Aug 29, 2016

Atlantic Has Three Tropical Cyclones at Once for First Time in Nearly Three Years

Atlantic Ocean
by
The Weather Channel
Circled on the satellite image are the three active Atlantic tropical cyclones on Sunday. Tropical Depression Nine (left), Tropical Depression Eight (center) and Hurricane Gaston (right). Image: The Weather Channel, NASA
Circled on the satellite image are the three active Atlantic tropical cyclones on Sunday. Tropical Depression Nine (left), Tropical Depression Eight (center) and Hurricane Gaston (right). Image: The Weather Channel, NASA

For the first time in nearly three years, the Atlantic basin has three tropical cyclones active at the same time.

As of Monday morning, the three tropical cyclones are Tropical Depression Nine in the southeast Gulf of Mexico, Tropical Depression Eight to the east of North Carolina, and Hurricane Gaston in the Atlantic Ocean.

The last time the Atlantic had three tropical cyclones active at once was Sept. 13, 2013, according to Dr. Phil Klotzbach, a tropical scientist at Colorado State University. On that day, Tropical Storm Ingrid was soaking eastern Mexico while Gabrielle and Humberto were in the Atlantic.

It's not uncommon to have multiple tropical cyclones active in the Atlantic simultaneously during the busiest part of the season, typically August into October.

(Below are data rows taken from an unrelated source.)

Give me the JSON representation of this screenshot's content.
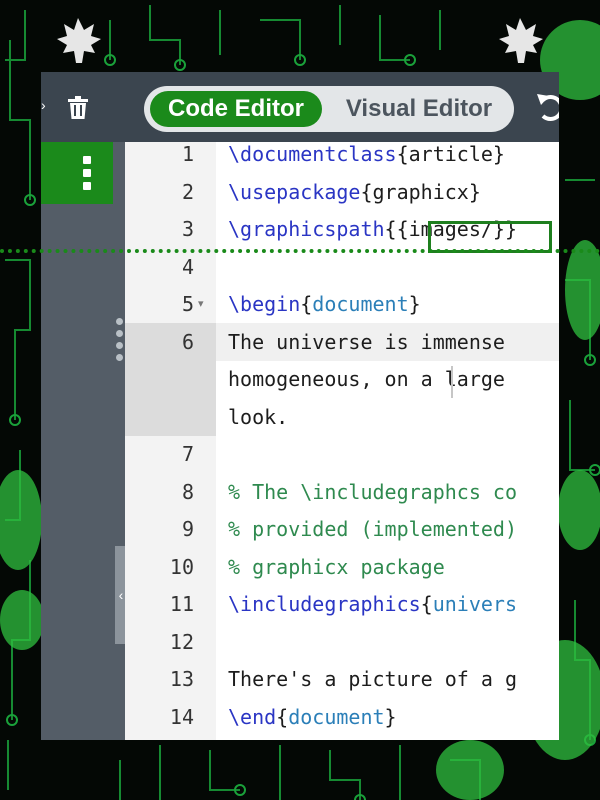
{
  "toolbar": {
    "code_editor_label": "Code Editor",
    "visual_editor_label": "Visual Editor",
    "active_mode": "Code Editor",
    "icons": [
      "trash-icon",
      "undo-icon"
    ]
  },
  "sidebar": {
    "menu_icon": "vertical-dots-icon",
    "collapse_icon": "chevron-left-icon"
  },
  "editor": {
    "lines": [
      {
        "num": "1",
        "segments": [
          {
            "t": "\\documentclass",
            "c": "cmd"
          },
          {
            "t": "{article}",
            "c": "arg"
          }
        ]
      },
      {
        "num": "2",
        "segments": [
          {
            "t": "\\usepackage",
            "c": "cmd"
          },
          {
            "t": "{graphicx}",
            "c": "arg"
          }
        ]
      },
      {
        "num": "3",
        "segments": [
          {
            "t": "\\graphicspath",
            "c": "cmd"
          },
          {
            "t": "{{images/}}",
            "c": "arg"
          }
        ]
      },
      {
        "num": "4",
        "segments": []
      },
      {
        "num": "5",
        "segments": [
          {
            "t": "\\begin",
            "c": "cmd"
          },
          {
            "t": "{",
            "c": "arg"
          },
          {
            "t": "document",
            "c": "env"
          },
          {
            "t": "}",
            "c": "arg"
          }
        ],
        "fold": true
      },
      {
        "num": "6",
        "segments": [
          {
            "t": "The universe is immense",
            "c": "arg"
          }
        ]
      },
      {
        "num": "",
        "segments": [
          {
            "t": "homogeneous, on a large",
            "c": "arg"
          }
        ]
      },
      {
        "num": "",
        "segments": [
          {
            "t": "look.",
            "c": "arg"
          }
        ]
      },
      {
        "num": "7",
        "segments": []
      },
      {
        "num": "8",
        "segments": [
          {
            "t": "% The \\includegraphcs co",
            "c": "comment"
          }
        ]
      },
      {
        "num": "9",
        "segments": [
          {
            "t": "% provided (implemented)",
            "c": "comment"
          }
        ]
      },
      {
        "num": "10",
        "segments": [
          {
            "t": "% graphicx package",
            "c": "comment"
          }
        ]
      },
      {
        "num": "11",
        "segments": [
          {
            "t": "\\includegraphics",
            "c": "cmd"
          },
          {
            "t": "{",
            "c": "arg"
          },
          {
            "t": "univers",
            "c": "env"
          }
        ]
      },
      {
        "num": "12",
        "segments": []
      },
      {
        "num": "13",
        "segments": [
          {
            "t": "There's a picture of a g",
            "c": "arg"
          }
        ]
      },
      {
        "num": "14",
        "segments": [
          {
            "t": "\\end",
            "c": "cmd"
          },
          {
            "t": "{",
            "c": "arg"
          },
          {
            "t": "document",
            "c": "env"
          },
          {
            "t": "}",
            "c": "arg"
          }
        ]
      }
    ]
  },
  "colors": {
    "accent": "#1b8a1b",
    "toolbar_bg": "#3b454f",
    "command": "#2a35c4",
    "environment": "#2b7fb8",
    "comment": "#2f8a4f"
  }
}
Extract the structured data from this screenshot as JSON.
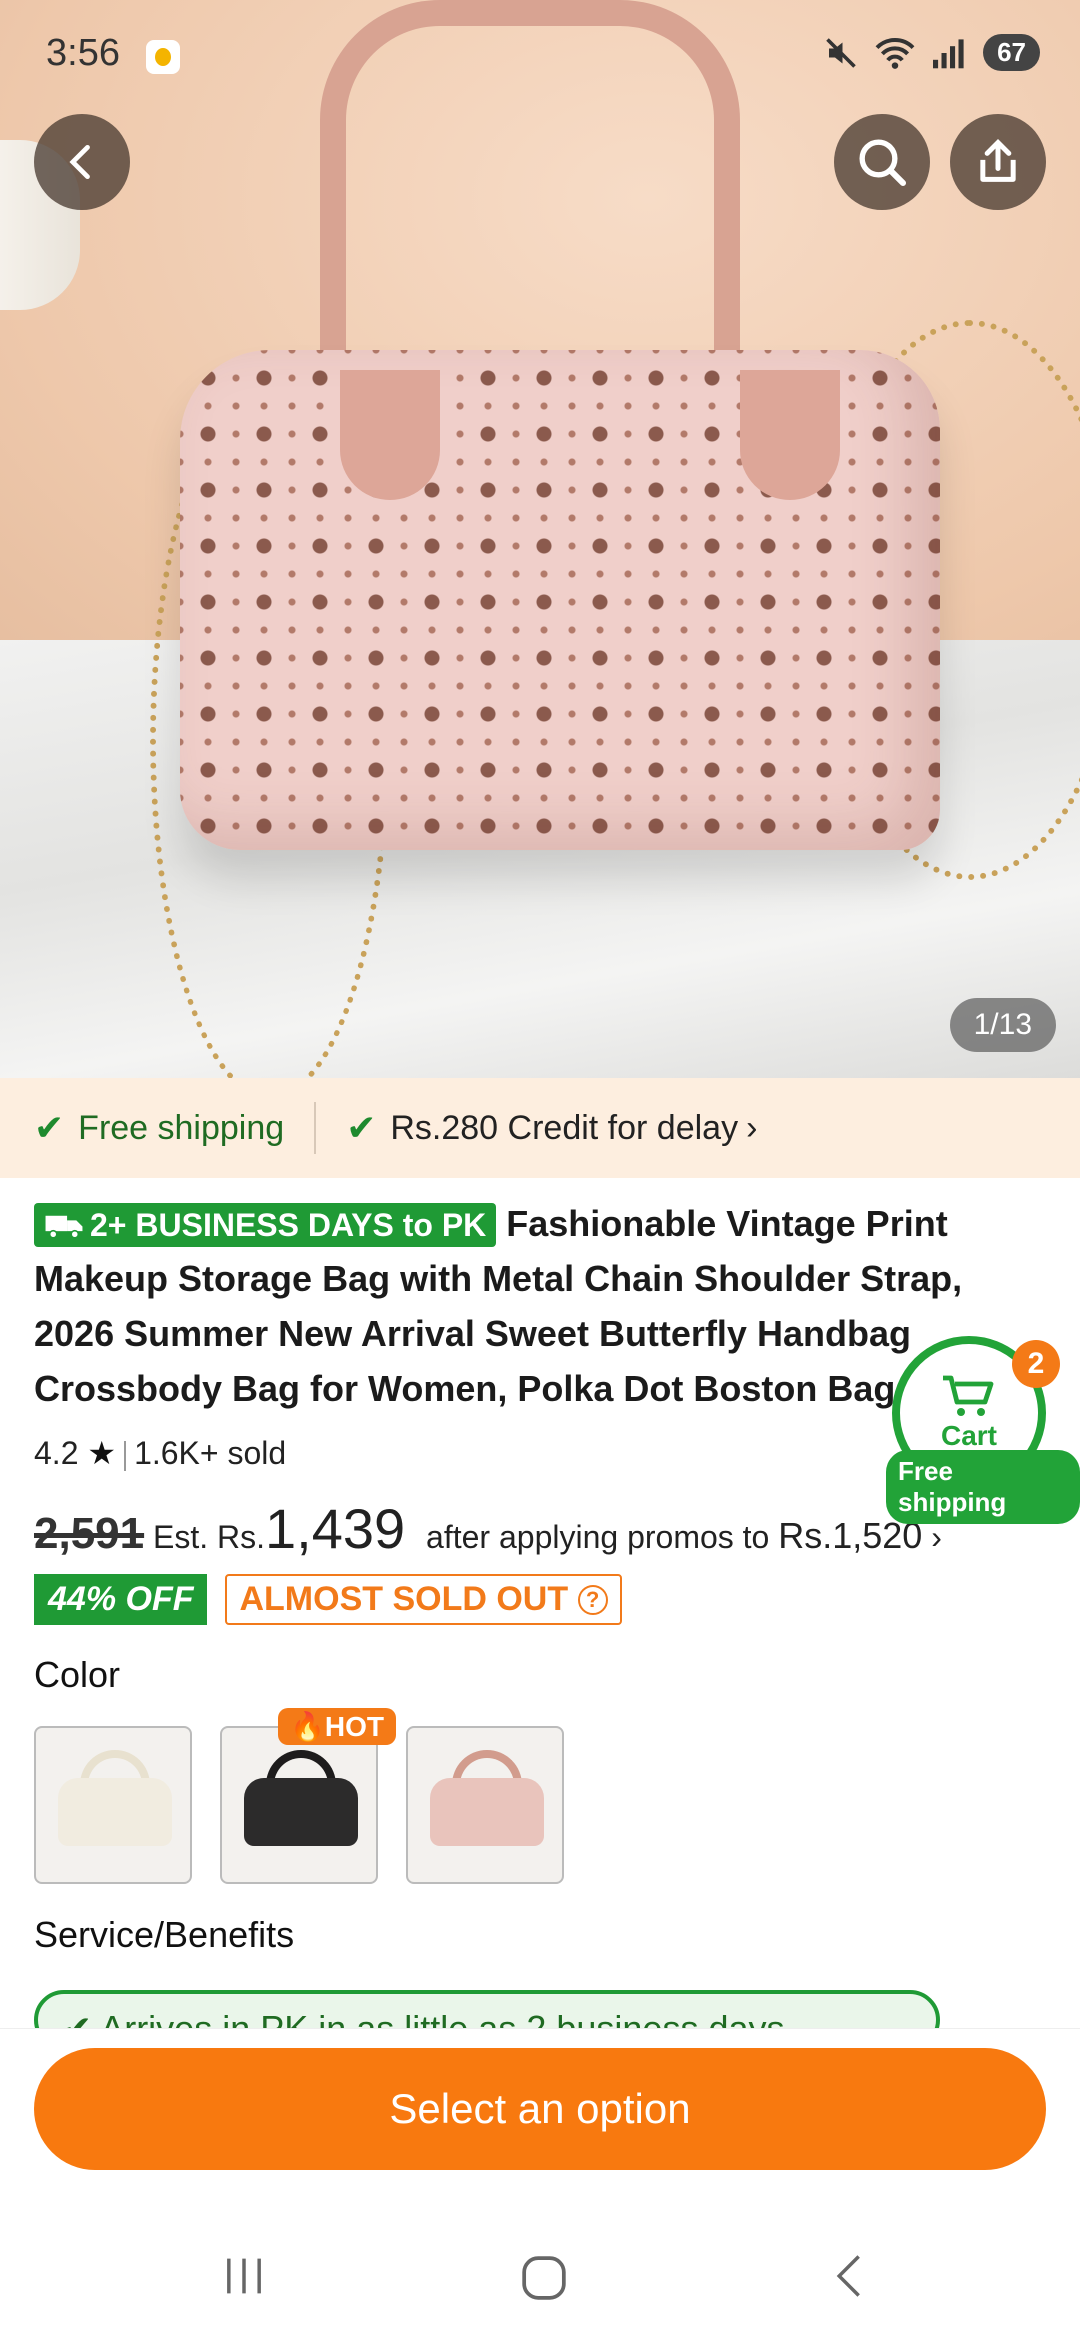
{
  "status_bar": {
    "time": "3:56",
    "battery": "67"
  },
  "image_counter": "1/13",
  "shipping": {
    "free_label": "Free shipping",
    "credit_label": "Rs.280 Credit for delay"
  },
  "product": {
    "badge": "2+ BUSINESS DAYS to PK",
    "title": "Fashionable Vintage Print Makeup Storage Bag with Metal Chain Shoulder Strap, 2026 Summer New Arrival Sweet Butterfly Handbag Crossbody Bag for Women, Polka Dot Boston Bag",
    "rating": "4.2",
    "sold": "1.6K+ sold",
    "old_price": "2,591",
    "est_prefix": "Est. Rs.",
    "est_price": "1,439",
    "promo_text": "after applying promos to",
    "promo_price": "Rs.1,520",
    "discount": "44% OFF",
    "stock_tag": "ALMOST SOLD OUT"
  },
  "color_section": {
    "label": "Color",
    "hot_badge": "HOT",
    "options": [
      {
        "name": "white",
        "color": "#f1ece0",
        "handle": "#e8e1cf"
      },
      {
        "name": "black",
        "color": "#2c2b2b",
        "handle": "#1d1c1c"
      },
      {
        "name": "pink",
        "color": "#e9c4bc",
        "handle": "#d29c8d"
      }
    ]
  },
  "service": {
    "label": "Service/Benefits",
    "pill_text": "Arrives in PK in as little as 2 business days"
  },
  "cart": {
    "label": "Cart",
    "count": "2",
    "ship_label": "Free shipping"
  },
  "cta_label": "Select an option",
  "colors": {
    "accent": "#f8790f",
    "green": "#1f9a35"
  }
}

Records show that every year from 1998-2013 had three active tropical cyclones at once in the Atlantic during some point in the season.

In fact, twice in history there were four hurricanes in the Atlantic at the same time. That occurred on Aug. 22, 1893 and Sept. 25, 1998.

Dry air and wind shear are partially the reasons that the 2014 and 2015 seasons did not have three tropical cyclones at once. 

Only eight Atlantic tropical cyclones formed in 2014 due to those factors. The 2015 season had more tropical cyclones with 11 total, but many were short-lived, and therefore made it more difficult from them to overlap with each other